Recent gains bolstered by consumer spending and recovery in oil sector

US factory output increased for the fourth time in five months amid gains in machinery and chemicals, extending a gradual recovery in manufacturing.

Production at factories, which make up about 80 per cent of all output, increased 0.2 per cent in January from the previous month, a Federal Reserve report showed Wednesday.

That matched the median forecast in a Bloomberg survey. Total industrial output, which includes mining and utilities, fell 0.3 percent as warm weather reduced demand for heating.

Healthy consumer spending and a recovery in the oil sector have supported recent gains in manufacturing, with a key gauge of industry rising last month to the highest since November 2014.


Overseas demand

At the same time, modest overseas demand, a strong US dollar and soft investment in equipment from domestic firms have made for slow progress.

Estimates in the Bloomberg survey for manufacturing output, which accounts for about 12 per cent of the economy, ranged from a decline of 0.1 per cent to an increase of 0.6 per cent. The previous month’s reading of a 0.2 per cent gain was unrevised.

For total industrial production, the Bloomberg survey showed estimates ranging from a 0.6 per cent drop to a rise of 0.4 per cent, with a median projection for no change.

Capacity utilisation, which measures the amount of a plant that is in use, declined to 75.3 per cent in January from a revised 75.6 per cent the previous month.

Utility Output

Utility output dropped 5.7 per cent after December's 5.1 per cent gain. Last month was the 18th-warmest January in the last 123 years, according to the National Oceanic and Atmospheric Administration.

Mining production, including oil drilling, expanded 2.8 per cent in January after a 1.4 per cent drop.

Drilling of oil and gas wells jumped 8.5 per cent.

US rig counts increased to 741 in the week ended February 10th, the highest in more than a year, helped by increasing energy prices, Baker Hughes data shows.

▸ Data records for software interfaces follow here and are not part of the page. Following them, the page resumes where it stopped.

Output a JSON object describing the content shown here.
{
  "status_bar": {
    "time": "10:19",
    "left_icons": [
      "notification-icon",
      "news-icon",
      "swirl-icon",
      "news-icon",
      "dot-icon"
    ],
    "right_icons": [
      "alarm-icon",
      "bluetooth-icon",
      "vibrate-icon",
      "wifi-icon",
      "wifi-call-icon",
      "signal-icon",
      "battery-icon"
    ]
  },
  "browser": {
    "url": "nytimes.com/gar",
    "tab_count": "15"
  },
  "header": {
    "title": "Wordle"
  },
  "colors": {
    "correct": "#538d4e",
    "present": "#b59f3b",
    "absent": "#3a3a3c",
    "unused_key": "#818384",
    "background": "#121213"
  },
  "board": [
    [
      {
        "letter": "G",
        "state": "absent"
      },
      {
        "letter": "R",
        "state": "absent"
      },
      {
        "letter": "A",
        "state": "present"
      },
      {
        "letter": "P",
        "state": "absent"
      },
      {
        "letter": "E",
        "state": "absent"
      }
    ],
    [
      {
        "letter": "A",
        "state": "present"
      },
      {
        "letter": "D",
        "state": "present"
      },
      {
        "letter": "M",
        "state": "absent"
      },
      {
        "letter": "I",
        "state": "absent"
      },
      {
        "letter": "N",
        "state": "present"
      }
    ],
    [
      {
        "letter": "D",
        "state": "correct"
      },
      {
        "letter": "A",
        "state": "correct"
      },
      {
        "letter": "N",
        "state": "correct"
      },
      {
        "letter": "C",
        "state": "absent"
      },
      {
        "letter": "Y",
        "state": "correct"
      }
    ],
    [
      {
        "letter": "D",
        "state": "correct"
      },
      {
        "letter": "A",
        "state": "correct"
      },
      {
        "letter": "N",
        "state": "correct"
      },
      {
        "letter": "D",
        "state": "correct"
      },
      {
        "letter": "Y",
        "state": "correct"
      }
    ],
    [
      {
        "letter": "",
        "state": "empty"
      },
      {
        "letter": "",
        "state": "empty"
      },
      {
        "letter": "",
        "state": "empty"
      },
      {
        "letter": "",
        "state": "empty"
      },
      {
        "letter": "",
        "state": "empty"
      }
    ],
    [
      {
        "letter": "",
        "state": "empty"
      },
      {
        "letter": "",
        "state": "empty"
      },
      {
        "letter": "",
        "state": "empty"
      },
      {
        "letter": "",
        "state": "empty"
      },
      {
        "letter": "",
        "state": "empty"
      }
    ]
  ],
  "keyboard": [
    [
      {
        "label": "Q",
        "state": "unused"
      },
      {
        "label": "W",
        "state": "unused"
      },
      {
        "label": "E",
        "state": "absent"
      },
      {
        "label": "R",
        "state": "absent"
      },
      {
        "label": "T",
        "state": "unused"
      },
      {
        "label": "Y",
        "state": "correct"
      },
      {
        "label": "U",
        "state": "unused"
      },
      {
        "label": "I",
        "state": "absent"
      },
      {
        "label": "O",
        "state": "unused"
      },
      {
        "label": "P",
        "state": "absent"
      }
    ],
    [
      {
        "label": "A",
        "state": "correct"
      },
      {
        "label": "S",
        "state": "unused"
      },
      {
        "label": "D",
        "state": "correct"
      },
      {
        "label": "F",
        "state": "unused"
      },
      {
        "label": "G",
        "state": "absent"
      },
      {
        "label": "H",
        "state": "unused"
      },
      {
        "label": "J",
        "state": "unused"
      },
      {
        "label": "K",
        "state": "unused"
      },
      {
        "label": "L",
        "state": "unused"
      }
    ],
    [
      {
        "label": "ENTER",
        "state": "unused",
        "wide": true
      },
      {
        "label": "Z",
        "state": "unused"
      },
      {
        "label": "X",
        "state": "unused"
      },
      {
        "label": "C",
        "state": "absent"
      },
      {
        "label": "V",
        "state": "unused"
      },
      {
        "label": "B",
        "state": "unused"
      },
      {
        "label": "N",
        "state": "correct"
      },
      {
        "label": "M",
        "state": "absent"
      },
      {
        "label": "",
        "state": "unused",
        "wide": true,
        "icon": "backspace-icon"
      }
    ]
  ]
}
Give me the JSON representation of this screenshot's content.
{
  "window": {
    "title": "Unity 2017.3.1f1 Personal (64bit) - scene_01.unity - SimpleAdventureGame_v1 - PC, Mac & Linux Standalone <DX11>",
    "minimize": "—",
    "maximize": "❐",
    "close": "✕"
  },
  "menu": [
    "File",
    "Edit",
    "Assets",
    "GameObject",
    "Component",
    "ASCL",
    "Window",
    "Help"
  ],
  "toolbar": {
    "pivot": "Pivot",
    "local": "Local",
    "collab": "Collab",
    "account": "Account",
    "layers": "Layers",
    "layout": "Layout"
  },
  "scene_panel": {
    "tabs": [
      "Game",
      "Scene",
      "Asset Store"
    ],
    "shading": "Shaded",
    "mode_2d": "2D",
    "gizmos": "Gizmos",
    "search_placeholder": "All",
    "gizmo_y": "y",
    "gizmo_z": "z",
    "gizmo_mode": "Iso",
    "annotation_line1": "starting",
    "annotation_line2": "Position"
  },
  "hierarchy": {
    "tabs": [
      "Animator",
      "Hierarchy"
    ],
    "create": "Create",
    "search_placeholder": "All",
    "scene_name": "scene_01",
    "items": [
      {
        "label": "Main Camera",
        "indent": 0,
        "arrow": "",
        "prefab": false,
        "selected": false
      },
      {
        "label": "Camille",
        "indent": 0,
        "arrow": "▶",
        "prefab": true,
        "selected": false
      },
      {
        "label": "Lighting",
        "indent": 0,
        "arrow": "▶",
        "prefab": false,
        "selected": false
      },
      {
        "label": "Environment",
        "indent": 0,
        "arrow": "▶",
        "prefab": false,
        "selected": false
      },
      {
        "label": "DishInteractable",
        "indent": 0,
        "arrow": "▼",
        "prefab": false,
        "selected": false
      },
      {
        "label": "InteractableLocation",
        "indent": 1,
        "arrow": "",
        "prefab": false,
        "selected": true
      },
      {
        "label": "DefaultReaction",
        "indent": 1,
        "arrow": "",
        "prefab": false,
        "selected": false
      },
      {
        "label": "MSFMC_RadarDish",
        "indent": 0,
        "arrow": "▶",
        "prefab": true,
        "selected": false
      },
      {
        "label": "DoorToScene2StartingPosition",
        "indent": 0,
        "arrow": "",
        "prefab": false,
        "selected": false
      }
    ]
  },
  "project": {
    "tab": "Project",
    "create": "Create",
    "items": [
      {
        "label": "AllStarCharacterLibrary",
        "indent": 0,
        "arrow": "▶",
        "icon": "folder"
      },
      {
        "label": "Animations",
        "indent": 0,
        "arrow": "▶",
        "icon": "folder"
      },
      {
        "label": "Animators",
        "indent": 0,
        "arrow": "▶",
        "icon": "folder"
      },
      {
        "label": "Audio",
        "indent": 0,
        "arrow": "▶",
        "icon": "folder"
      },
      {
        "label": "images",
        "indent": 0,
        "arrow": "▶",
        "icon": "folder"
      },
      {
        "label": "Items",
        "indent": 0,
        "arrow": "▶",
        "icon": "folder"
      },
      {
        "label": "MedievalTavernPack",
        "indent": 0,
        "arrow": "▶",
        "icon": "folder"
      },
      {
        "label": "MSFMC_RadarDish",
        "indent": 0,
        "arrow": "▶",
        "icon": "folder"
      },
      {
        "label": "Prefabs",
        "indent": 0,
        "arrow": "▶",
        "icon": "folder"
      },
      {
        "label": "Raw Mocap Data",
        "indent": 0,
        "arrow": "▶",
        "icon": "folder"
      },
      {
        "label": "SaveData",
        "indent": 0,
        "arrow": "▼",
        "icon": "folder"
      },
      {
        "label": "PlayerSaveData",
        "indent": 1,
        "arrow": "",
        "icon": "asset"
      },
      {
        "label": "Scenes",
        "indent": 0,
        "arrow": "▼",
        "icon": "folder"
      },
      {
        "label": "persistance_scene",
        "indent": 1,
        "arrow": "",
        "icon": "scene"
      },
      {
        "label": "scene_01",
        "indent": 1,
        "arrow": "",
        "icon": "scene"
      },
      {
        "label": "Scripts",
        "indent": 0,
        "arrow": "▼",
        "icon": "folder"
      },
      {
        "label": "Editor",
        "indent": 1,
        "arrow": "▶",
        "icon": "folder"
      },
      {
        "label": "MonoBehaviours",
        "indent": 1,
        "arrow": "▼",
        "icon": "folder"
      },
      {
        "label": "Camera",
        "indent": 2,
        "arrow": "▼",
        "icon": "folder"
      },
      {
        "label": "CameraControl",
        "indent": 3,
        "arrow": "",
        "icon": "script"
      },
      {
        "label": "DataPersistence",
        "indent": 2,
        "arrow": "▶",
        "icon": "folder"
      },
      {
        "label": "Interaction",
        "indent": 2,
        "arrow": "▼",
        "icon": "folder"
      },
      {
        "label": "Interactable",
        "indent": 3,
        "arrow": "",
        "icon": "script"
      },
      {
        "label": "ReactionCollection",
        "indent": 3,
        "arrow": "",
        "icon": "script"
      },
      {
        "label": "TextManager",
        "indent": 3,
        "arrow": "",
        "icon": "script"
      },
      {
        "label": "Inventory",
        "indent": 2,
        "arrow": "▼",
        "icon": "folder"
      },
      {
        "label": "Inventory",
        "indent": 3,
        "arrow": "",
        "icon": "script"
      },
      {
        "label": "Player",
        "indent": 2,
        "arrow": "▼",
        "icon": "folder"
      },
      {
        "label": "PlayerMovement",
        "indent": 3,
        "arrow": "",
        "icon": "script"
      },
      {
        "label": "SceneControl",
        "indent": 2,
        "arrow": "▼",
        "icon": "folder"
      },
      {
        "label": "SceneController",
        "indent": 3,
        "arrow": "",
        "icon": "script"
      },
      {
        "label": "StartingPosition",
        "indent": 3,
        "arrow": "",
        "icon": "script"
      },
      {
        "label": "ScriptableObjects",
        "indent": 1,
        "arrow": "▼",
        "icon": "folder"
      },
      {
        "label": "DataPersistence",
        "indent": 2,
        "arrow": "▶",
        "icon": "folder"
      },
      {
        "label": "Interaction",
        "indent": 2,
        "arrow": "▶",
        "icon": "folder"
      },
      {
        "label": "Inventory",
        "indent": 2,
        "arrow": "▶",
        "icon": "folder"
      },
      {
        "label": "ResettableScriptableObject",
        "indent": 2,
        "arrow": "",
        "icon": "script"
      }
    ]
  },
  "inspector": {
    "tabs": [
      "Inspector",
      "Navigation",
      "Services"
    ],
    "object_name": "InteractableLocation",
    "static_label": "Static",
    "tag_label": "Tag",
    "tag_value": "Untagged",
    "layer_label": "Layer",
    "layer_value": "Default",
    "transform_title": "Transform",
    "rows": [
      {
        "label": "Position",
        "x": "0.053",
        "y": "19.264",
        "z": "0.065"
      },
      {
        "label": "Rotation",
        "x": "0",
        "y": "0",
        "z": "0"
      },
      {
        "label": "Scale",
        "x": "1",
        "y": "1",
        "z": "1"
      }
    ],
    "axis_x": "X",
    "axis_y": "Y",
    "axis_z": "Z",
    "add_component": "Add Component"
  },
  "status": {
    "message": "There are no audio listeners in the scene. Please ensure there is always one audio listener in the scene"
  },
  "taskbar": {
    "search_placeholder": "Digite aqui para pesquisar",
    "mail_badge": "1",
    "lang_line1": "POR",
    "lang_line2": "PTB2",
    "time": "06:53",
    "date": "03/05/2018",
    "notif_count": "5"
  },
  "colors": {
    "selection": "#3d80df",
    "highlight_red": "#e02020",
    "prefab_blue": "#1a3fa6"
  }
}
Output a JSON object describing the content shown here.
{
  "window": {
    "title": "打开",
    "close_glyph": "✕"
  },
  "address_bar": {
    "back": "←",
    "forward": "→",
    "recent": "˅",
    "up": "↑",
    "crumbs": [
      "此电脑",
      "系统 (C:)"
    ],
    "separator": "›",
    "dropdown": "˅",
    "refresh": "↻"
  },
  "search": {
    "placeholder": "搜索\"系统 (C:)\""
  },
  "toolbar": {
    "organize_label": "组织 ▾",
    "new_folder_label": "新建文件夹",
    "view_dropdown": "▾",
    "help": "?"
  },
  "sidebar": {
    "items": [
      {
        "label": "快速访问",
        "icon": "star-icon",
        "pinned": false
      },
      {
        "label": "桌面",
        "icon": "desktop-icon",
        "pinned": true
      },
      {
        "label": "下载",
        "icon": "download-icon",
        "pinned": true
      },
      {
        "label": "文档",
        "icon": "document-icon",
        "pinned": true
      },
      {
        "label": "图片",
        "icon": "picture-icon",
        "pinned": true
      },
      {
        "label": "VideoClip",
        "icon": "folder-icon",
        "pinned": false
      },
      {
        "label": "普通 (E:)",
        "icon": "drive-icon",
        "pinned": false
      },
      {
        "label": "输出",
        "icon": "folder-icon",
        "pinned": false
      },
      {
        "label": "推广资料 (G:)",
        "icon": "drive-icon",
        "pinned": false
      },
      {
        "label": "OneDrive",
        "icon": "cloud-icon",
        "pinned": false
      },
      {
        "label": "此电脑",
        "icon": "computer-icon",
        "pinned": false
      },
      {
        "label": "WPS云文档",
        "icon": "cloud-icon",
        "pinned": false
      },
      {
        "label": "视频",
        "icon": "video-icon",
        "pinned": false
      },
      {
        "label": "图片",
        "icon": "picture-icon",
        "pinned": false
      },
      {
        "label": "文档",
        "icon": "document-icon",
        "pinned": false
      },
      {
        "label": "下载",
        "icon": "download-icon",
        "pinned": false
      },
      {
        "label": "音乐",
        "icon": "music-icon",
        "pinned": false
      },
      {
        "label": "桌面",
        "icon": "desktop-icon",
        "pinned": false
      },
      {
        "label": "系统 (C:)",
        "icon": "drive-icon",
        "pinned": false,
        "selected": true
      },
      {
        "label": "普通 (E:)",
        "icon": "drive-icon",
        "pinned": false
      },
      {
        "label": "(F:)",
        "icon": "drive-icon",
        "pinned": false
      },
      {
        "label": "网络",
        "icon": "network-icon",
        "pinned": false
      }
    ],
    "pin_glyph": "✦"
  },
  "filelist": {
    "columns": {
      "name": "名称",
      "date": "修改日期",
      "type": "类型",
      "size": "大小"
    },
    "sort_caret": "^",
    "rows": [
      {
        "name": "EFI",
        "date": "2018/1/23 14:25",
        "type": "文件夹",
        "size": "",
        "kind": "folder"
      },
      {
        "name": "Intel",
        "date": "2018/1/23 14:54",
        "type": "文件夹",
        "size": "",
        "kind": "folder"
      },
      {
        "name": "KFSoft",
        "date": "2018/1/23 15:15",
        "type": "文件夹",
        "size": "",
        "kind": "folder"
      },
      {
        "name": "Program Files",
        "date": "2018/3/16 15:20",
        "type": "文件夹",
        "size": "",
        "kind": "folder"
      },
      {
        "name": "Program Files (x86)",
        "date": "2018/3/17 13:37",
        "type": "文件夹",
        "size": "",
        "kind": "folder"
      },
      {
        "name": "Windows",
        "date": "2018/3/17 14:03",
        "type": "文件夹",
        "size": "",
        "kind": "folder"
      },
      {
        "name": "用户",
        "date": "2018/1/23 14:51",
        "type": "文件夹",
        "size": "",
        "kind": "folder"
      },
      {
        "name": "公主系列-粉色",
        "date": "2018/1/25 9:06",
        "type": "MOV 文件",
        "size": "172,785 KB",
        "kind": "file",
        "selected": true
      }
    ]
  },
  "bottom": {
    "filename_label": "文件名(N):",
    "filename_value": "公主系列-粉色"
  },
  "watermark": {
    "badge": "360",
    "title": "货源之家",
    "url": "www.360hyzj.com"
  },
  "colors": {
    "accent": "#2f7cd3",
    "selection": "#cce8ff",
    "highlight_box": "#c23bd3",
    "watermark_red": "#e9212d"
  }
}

Consumer durable-goods output fell 0.9 per cent last month on a 2.8 per cent drop in automotive production.

Business equipment production ticked up 0.1 per cent following a 0.8 per cent increase.

- Bloomberg